◆ Exercise directions ◆
Examine each line of the data. Copy those that contain the string "true".

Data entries
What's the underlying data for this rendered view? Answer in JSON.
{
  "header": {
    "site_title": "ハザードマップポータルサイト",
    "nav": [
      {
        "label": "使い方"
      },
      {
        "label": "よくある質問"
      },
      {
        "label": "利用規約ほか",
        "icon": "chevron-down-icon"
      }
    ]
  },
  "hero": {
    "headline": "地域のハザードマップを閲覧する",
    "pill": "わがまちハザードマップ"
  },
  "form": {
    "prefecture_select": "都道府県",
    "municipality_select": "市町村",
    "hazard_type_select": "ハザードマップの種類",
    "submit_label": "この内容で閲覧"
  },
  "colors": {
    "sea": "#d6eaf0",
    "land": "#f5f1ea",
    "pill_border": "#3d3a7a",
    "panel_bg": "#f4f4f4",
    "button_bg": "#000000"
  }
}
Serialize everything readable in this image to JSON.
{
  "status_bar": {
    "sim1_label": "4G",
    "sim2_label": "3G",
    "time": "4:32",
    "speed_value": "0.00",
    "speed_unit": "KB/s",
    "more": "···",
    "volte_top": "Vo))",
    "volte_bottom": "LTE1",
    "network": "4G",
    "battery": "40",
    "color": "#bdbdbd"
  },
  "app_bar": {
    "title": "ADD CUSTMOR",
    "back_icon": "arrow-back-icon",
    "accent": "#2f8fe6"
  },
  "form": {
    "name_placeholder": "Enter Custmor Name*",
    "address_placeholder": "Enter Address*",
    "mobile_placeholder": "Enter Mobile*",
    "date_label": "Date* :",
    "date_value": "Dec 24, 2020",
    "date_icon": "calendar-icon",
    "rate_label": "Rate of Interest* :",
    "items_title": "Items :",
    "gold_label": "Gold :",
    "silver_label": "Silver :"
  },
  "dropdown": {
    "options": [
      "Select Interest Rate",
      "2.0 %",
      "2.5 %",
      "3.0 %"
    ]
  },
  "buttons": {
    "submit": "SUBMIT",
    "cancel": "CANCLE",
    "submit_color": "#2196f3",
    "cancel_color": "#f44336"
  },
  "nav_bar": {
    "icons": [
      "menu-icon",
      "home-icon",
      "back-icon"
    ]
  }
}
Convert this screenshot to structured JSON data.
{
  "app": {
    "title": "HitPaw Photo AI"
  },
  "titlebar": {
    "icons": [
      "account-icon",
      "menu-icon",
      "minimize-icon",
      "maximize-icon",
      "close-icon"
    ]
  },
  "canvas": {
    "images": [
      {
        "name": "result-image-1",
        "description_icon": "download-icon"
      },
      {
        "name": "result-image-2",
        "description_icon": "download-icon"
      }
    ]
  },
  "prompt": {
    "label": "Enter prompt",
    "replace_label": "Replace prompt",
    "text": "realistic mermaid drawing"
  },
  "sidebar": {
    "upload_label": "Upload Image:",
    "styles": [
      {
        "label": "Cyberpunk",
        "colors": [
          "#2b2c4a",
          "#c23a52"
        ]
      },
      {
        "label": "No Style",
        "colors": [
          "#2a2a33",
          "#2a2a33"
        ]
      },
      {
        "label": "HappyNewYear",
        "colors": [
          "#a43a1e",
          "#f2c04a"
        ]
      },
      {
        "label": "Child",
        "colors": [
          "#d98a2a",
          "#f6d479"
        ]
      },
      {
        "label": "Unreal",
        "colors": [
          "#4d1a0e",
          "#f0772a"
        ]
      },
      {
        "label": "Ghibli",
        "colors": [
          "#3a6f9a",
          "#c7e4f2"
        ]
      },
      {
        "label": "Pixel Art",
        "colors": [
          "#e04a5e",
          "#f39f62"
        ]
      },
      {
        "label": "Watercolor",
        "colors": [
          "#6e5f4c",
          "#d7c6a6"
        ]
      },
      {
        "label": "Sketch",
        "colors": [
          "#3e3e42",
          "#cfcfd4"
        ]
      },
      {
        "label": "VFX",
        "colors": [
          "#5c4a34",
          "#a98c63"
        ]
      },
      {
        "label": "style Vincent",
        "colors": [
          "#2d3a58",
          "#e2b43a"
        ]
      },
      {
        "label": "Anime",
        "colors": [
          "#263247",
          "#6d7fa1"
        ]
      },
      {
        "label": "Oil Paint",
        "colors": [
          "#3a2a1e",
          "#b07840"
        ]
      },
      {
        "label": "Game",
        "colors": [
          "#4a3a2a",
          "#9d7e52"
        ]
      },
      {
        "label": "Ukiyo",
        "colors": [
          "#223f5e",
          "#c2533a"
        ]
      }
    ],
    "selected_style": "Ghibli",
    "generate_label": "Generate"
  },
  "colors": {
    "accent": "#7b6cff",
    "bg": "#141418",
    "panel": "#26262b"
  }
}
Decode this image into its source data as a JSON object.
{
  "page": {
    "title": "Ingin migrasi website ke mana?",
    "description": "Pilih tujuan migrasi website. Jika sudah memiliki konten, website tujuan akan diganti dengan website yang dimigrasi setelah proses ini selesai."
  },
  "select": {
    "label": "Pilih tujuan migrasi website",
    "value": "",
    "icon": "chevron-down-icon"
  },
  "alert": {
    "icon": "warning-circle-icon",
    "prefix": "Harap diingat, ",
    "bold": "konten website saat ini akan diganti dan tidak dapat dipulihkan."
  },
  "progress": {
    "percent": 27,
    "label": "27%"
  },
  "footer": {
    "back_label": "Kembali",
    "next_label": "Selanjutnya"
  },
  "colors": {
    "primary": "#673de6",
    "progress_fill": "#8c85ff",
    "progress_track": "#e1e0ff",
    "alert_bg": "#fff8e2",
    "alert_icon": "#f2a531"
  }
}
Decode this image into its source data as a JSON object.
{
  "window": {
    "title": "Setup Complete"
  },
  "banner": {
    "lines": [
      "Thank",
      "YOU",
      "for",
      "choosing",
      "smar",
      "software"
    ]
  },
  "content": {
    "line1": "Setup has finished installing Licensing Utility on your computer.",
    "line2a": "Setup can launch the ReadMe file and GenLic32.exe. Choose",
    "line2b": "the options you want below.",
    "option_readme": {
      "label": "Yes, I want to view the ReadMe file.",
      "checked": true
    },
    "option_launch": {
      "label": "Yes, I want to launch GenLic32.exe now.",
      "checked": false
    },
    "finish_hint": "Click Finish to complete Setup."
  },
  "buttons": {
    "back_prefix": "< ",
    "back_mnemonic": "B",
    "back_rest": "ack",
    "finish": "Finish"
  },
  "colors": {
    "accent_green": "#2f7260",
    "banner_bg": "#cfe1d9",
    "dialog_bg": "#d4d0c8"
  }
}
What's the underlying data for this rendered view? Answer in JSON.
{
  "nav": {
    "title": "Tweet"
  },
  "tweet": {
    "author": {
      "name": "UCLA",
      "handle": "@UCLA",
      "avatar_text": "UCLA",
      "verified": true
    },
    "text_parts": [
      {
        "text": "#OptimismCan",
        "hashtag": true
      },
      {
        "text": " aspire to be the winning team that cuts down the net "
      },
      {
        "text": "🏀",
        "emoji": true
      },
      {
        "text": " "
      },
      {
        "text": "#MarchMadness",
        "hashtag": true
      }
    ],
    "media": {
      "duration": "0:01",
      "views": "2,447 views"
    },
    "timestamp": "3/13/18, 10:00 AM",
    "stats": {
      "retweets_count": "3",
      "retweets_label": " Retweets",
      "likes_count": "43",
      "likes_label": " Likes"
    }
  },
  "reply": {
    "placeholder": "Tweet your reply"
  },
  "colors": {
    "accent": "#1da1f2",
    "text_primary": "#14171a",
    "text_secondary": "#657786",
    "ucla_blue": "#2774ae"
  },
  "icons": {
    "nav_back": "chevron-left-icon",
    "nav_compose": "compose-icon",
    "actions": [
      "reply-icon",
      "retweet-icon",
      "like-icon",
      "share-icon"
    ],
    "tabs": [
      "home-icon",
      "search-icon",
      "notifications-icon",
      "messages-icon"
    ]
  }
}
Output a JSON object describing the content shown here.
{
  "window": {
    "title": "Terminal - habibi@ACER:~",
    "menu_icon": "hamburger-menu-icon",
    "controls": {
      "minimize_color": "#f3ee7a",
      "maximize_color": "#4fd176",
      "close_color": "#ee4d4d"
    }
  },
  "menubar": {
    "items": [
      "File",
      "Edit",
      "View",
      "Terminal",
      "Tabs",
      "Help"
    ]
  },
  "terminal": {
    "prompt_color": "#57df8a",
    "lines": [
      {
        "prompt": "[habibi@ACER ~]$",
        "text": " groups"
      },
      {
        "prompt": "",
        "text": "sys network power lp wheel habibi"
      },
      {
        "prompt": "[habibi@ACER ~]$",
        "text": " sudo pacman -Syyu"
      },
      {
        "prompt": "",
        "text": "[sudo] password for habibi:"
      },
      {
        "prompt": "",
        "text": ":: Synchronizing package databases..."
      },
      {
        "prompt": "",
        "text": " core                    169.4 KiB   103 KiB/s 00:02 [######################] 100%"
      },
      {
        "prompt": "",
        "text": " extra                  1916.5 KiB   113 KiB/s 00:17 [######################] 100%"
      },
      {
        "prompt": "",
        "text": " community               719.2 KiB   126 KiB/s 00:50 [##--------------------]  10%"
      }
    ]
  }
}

◆ Solution below ◆
      "checked": true
      "verified": true
        "hashtag": true
        "emoji": true
        "hashtag": true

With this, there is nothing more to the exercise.